■ **THE TASK**
Make your reply a word-for-word repeat of the records.

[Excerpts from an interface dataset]
• • • • • • •
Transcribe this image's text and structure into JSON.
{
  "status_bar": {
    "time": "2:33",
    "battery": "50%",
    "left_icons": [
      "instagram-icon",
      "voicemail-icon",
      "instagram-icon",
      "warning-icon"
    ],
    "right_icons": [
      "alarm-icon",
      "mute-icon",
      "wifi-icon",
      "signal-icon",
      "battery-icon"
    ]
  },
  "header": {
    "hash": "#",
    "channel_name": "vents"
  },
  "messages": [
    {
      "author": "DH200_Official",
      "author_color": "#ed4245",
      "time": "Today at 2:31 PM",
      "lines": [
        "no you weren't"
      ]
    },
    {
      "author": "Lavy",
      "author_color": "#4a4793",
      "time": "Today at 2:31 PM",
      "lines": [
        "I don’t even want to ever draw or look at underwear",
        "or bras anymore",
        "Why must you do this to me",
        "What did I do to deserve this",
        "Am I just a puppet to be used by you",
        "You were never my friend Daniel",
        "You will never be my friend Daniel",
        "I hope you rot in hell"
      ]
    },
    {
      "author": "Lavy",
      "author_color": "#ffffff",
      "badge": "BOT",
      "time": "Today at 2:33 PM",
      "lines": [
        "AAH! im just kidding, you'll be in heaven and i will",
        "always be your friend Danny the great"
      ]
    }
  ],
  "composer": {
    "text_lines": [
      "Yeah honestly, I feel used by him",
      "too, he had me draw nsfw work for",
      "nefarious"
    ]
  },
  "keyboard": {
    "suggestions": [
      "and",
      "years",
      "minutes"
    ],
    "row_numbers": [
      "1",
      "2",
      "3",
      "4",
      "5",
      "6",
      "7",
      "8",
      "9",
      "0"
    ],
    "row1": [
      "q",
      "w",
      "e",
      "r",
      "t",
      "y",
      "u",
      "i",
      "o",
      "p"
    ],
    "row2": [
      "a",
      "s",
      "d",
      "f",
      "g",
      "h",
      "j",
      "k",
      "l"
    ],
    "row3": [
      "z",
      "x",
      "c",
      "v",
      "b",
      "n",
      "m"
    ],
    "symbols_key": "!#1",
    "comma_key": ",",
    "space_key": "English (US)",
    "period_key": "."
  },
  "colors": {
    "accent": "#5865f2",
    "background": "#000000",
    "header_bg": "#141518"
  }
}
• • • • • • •
■ **EXERCISE RESULT**
Transcribe this image's text and structure into JSON.
{
  "status_bar": {
    "time": "2:33",
    "battery": "50%",
    "left_icons": [
      "instagram-icon",
      "voicemail-icon",
      "instagram-icon",
      "warning-icon"
    ],
    "right_icons": [
      "alarm-icon",
      "mute-icon",
      "wifi-icon",
      "signal-icon",
      "battery-icon"
    ]
  },
  "header": {
    "hash": "#",
    "channel_name": "vents"
  },
  "messages": [
    {
      "author": "DH200_Official",
      "author_color": "#ed4245",
      "time": "Today at 2:31 PM",
      "lines": [
        "no you weren't"
      ]
    },
    {
      "author": "Lavy",
      "author_color": "#4a4793",
      "time": "Today at 2:31 PM",
      "lines": [
        "I don’t even want to ever draw or look at underwear",
        "or bras anymore",
        "Why must you do this to me",
        "What did I do to deserve this",
        "Am I just a puppet to be used by you",
        "You were never my friend Daniel",
        "You will never be my friend Daniel",
        "I hope you rot in hell"
      ]
    },
    {
      "author": "Lavy",
      "author_color": "#ffffff",
      "badge": "BOT",
      "time": "Today at 2:33 PM",
      "lines": [
        "AAH! im just kidding, you'll be in heaven and i will",
        "always be your friend Danny the great"
      ]
    }
  ],
  "composer": {
    "text_lines": [
      "Yeah honestly, I feel used by him",
      "too, he had me draw nsfw work for",
      "nefarious"
    ]
  },
  "keyboard": {
    "suggestions": [
      "and",
      "years",
      "minutes"
    ],
    "row_numbers": [
      "1",
      "2",
      "3",
      "4",
      "5",
      "6",
      "7",
      "8",
      "9",
      "0"
    ],
    "row1": [
      "q",
      "w",
      "e",
      "r",
      "t",
      "y",
      "u",
      "i",
      "o",
      "p"
    ],
    "row2": [
      "a",
      "s",
      "d",
      "f",
      "g",
      "h",
      "j",
      "k",
      "l"
    ],
    "row3": [
      "z",
      "x",
      "c",
      "v",
      "b",
      "n",
      "m"
    ],
    "symbols_key": "!#1",
    "comma_key": ",",
    "space_key": "English (US)",
    "period_key": "."
  },
  "colors": {
    "accent": "#5865f2",
    "background": "#000000",
    "header_bg": "#141518"
  }
}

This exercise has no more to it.